On the other end of the social and educational spectrum, I've spoken to brilliant black women; high achievers, with all sorts of letters following their names. Women who had it all before the Great Recession came upon us, but whom now find themselves, even with all those degrees, even with all of that ability and brilliance, now living through an extended bout of unemployment or severe underemployment and facing the impending loss of homes that they had held for years and had hoped to one day pass down to their children.
That, to me, is America's real crisis.
Yet, their stories, their plight, their struggles are seemingly ignored out of hand by the broader political discourse, or consistently contextualized as individual failings rather than indicators of a need for sweeping, systemic change.
While it is true that black America is bearing the brunt of America's jobs crisis, clearly all types of families across this nation continue to reel in the wake of the recession that has paralyzed this nation for the past four years. We are all hurting, and are now in need of both general and targeted strategies to relieve our pain.
The solution is both simple and widely acknowledged -- getting America back to work. The trick is how? And how to do it in a way that targets those who need assistance the most within a political climate that, admittedly or not, is just waiting to play a gotcha game with a black President who shows any evidence of showing "preferential treatment" to black people.
The answer is not as complicated as some might believe.
The solution can be found within a jobs program that leverages the power of public/private partnerships to strengthen, secure, and "green" America. Such an initiative, would focus on repairing America's crumbling infrastructure, expanding broadband access generally and specifically as related to the construction of a National Emergency Broadband Network like that proposed years ago by the 9-11 Commission. The solution also entails ushering this nation into the future of green technology, innovation and integration in a way that makes us more energy efficient and independent, while keeping the jobs that make that vision real right here at home.
To make the most of this jobs platform, it must be implemented in a way that ensures a significant portion of it be specifically targeted to geographic areas that have experienced especially deep and protracted periods of heightened unemployment. At a minimum, targeting place, instead of race, while simultaneously requiring a significant proportion of those hired be residents of the communities where those initiatives reside, would help ensure that communities of color and poverty-stricken communities of all colors would not be left behind in this new economic push, but instead, be fully integrated into it.
If done right, such an initiative would particularly benefit both rural and urban areas that have for extended periods experienced sparse employment opportunities. From Appalachia to Detroit, from the West Side of Chicago, to East LA, and every urban and rural enclave in-between, Americans would not only be working again, they would both literally and figuratively be rebuilding America for generations to come.
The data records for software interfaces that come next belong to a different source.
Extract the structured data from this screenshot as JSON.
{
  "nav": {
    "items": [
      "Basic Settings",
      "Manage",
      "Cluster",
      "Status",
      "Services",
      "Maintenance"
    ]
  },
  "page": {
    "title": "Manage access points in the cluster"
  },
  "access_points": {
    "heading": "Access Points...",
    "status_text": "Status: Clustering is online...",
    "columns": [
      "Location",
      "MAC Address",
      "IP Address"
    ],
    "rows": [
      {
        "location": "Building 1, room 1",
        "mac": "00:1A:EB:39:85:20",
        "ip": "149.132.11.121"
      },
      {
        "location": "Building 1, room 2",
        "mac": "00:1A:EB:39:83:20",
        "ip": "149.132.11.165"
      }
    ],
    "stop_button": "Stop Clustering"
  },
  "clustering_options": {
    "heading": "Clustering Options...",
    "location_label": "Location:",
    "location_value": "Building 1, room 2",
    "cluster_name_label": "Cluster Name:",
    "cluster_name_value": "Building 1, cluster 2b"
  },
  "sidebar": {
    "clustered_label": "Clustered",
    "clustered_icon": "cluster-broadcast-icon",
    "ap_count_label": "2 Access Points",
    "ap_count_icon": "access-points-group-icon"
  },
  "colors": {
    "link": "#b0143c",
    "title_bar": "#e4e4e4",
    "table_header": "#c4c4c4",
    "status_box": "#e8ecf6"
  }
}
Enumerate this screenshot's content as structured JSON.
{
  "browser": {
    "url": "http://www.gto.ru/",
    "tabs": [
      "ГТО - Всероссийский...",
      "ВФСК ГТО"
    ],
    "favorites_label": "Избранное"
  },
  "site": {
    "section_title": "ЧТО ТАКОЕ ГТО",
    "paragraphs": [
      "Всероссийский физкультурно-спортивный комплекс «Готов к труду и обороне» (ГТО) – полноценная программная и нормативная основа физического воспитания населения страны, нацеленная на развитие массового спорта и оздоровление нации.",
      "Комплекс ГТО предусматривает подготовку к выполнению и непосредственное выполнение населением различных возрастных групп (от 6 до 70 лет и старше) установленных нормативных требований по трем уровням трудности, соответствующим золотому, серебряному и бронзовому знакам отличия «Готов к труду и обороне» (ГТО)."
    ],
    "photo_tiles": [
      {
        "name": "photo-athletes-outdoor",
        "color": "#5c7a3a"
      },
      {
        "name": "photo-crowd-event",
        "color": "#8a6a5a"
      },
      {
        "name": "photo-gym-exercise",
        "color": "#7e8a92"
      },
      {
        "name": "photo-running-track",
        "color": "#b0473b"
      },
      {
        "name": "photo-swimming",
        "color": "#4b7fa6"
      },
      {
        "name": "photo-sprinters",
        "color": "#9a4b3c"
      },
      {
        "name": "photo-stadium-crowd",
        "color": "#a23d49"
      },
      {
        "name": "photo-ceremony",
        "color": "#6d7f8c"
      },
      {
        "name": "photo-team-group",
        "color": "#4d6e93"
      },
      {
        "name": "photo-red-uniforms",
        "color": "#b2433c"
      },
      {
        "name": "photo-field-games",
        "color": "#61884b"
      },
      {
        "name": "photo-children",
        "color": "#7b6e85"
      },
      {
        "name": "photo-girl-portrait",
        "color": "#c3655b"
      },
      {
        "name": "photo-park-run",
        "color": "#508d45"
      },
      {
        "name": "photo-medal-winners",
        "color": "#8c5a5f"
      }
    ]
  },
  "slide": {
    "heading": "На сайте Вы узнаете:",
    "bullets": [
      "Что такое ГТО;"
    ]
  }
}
Would such a plan be expensive?
Would it expand our deficit?
But more importantly, it would get Americans across the color line working again.
And guess what... workers buy goods and services. Workers pay taxes. Workers create revenue for a nation. And the last I heard, deficits are a function of both what money comes in as well as what money goes out.
Most certainly, this is not a plan that will be embraced by those that would rather see the nation go down in flames for their own political gain, rather than address the real suffering that millions face. But such a political reality makes bold, big picture, true blue solutions more important now than ever. Now is the time to propose and push a plan that would work, no matter how politically unpalatable. Now is the time to rally the American people behind a plan that is worth fighting for and one that will not leave those who have suffered the most without specific redress.
In short, it's time for some action. If ever there was a time to fight for the type of change we still need, and still believe in, that time is now.
All of America's people are worth fight for.
Follow Avis Jones-DeWeever on Twitter: www.twitter.com/sistahscholar